This offseason, I looked at some other teams to find passing concepts for the Packers to steal for the upcoming season. My first post saw us stealing a Slant/Flat variation from the Rams. Today, we will steal a double post/wheel concept from the Patriots.

Let’s party.

This was the very first offensive plan run of the 2017 season. Having beat the Falcons in the Super Bowl the previous year, the 2017 season kicked off on Thursday night with the Patriots facing the Chiefs. That’s not really relevant to the breakdown, but I thought it was a cool little tidbit.
You may disagree with me on whether or not it’s actually “cool” and that’s perfectly fine.

Dwayne Allen [83] motions across the formation – right to left – before the snap. At the snap, the two outside receivers to that side run post routes while the running back runs a delayed wheel route. You can see Allen is open as soon as he turns up the field. On this particular play, the throw is late and high, and it falls incomplete.

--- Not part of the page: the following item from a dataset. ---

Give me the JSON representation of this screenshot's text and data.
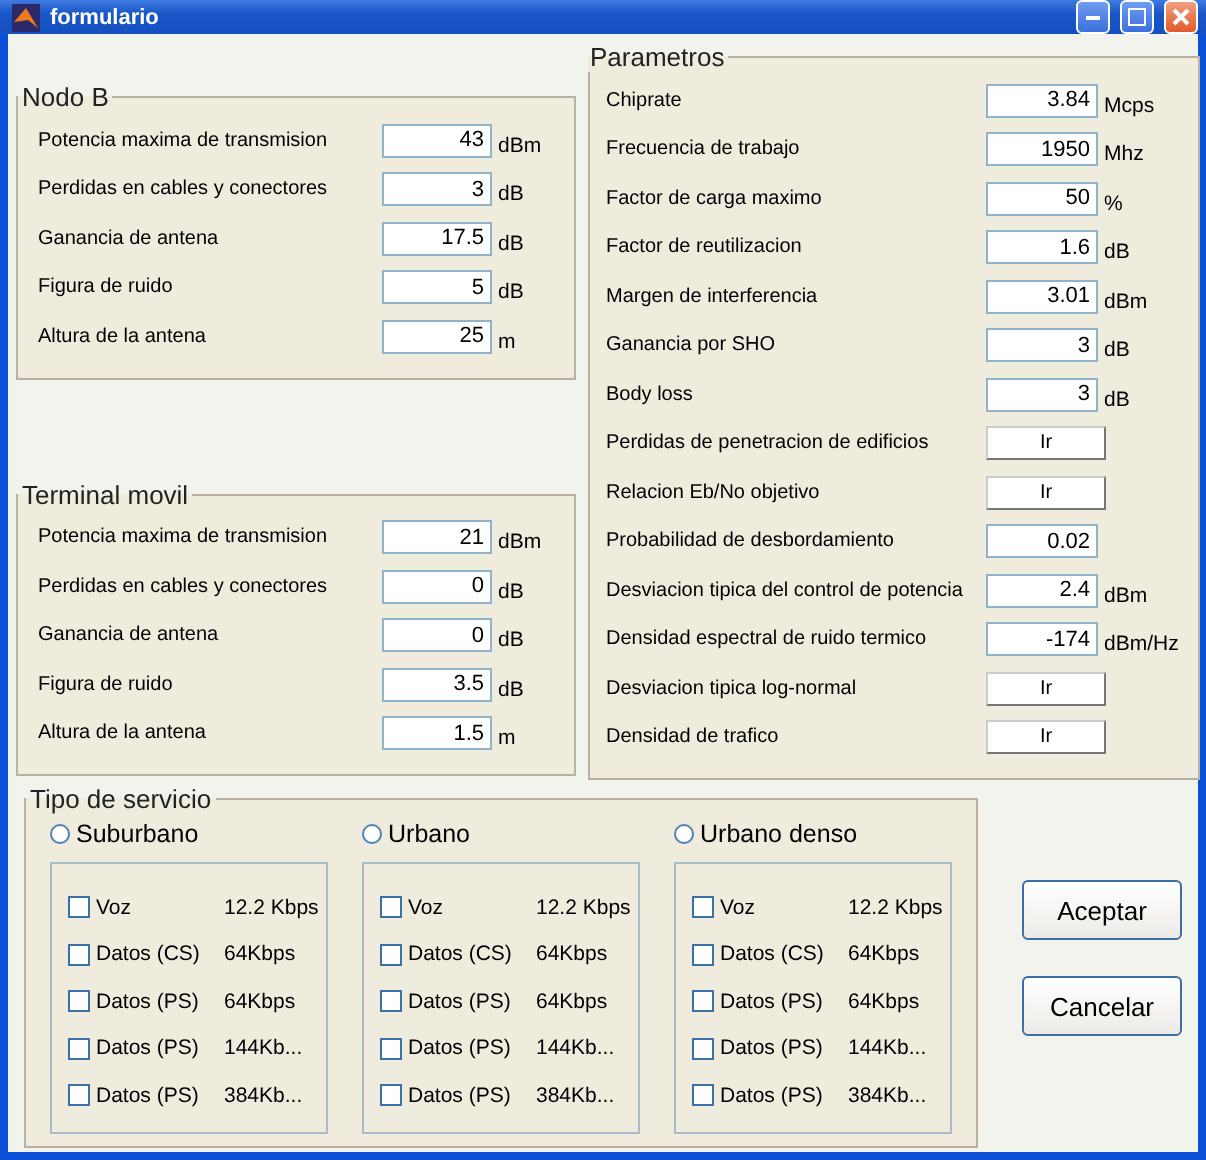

As I mentioned above, Allen motions across the formation before the snap. Since no defenders follow him across the formation, that signals to Tom Brady [12] that he is looking at some variation of zone coverage. The cornerback on the outside receiver is playing straight-up, which usually indicates that he is in man coverage. So right away he likely knows he’s looking at Cover 1 Zone Under, with man coverage on the outside receivers.

Let’s see why this play works.



The two outside receivers take off on their post routes, dragging the two outside defenders to that side down the field. In addition to that, the single-high safety is drawn to the inside post. Right away, three defenders have been removed from the play.



The running back takes off on a delayed wheel route.

Here is why I refer to it as a delayed wheel; it looks for all the world like he’s running a flat route until the last minute. For all I know, he is running a flat route and just takes off upfield at the last minute. Just watch him on this route:

See how he kind of pulls up at the edge before continuing upfield? That’s why I call it a delayed wheel.

It doesn’t matter so much for how the linebacker plays it in this particular instance, but the threat of this delayed wheel could be hugely important for the success of this play. If the linebacker just sees a flat route, he could fall back under the wheel route from the tight end. That wouldn’t cut off the throw entirely, but it would certainly make the window a little tighter.

The threat of the wheel would hold that linebacker a little closer to the running back, keeping the tight end wheel open.

Again, it doesn’t matter in this particular instance. The linebacker appears to be in man coverage on the running back, so he’s not thinking of what the tight end is doing. But if that were a zone defender, the threat of the wheel can make a big difference.


With all that movement, what do we have? A great big open space on the sideline, completely devoid of defenders.



The tight end runs a wheel right into all that open space. He just runs right between all the action. With a series of a few routes, the sideline has been cleared out.

Here’s the beautiful part of this play: given the defensive alignment, one of the four receivers on that side of the field would be open. If the outside cornerback drops wide and takes away the tight end wheel, the outside receiver has room to move. If the safety drops wide, the inside post is open. If the linebacker drops deep to take away the tight end wheel, the running back wheel is open. That’s four routes, three of which could pick up some nice yardage.

I would say the reads for this would be (working inside to outside):
1. Safety – Is he sprinting to the sideline? If he’s not, move on.
2. Inside Linebacker – Is he immediately breaking into a wide drop? If he’s not, move on.
3. Outside Linebacker – Is he picking up the tight end’s route? If he’s not, move on.
4. Outside Cornerback – Is he dropping to the sideline? If he’s not, you’ve got the tight end wheel open.

Like I mentioned at the top, the throw was late and high on this one. The main reason is was late?

It looks like Brady wanted to hit Rob Gronkowski [87] on a drag over the middle, but he was covered. He stuck a little too long on that – he was waiting on Gronkowski to pull up on the route, but Ramik Wilson [53] mirrored his movement – then briefly looked to the post routes before coming back to the sideline. If the tight end wheel is the second read, this would have been a pretty nice gain.

If you know me, you know that I am a sucker for a wheel route. This double-post/double-wheel concept is something I would absolutely love to have in the playbook.
For what it’s worth, I’m currently working on a triple wheel, but I’m not sure the world is ready for it yet.

Picture Davante Adams and Randall Cobb/Marquez Valdes-Scantling running downfield on post routes while Aaron Jones runs a delayed wheel and Jimmy Graham runs into all the vacated space on the sideline. It’s almost too lovely to think about.

Album listened to: Free Nelson MandoomJazz – The Organ Grinder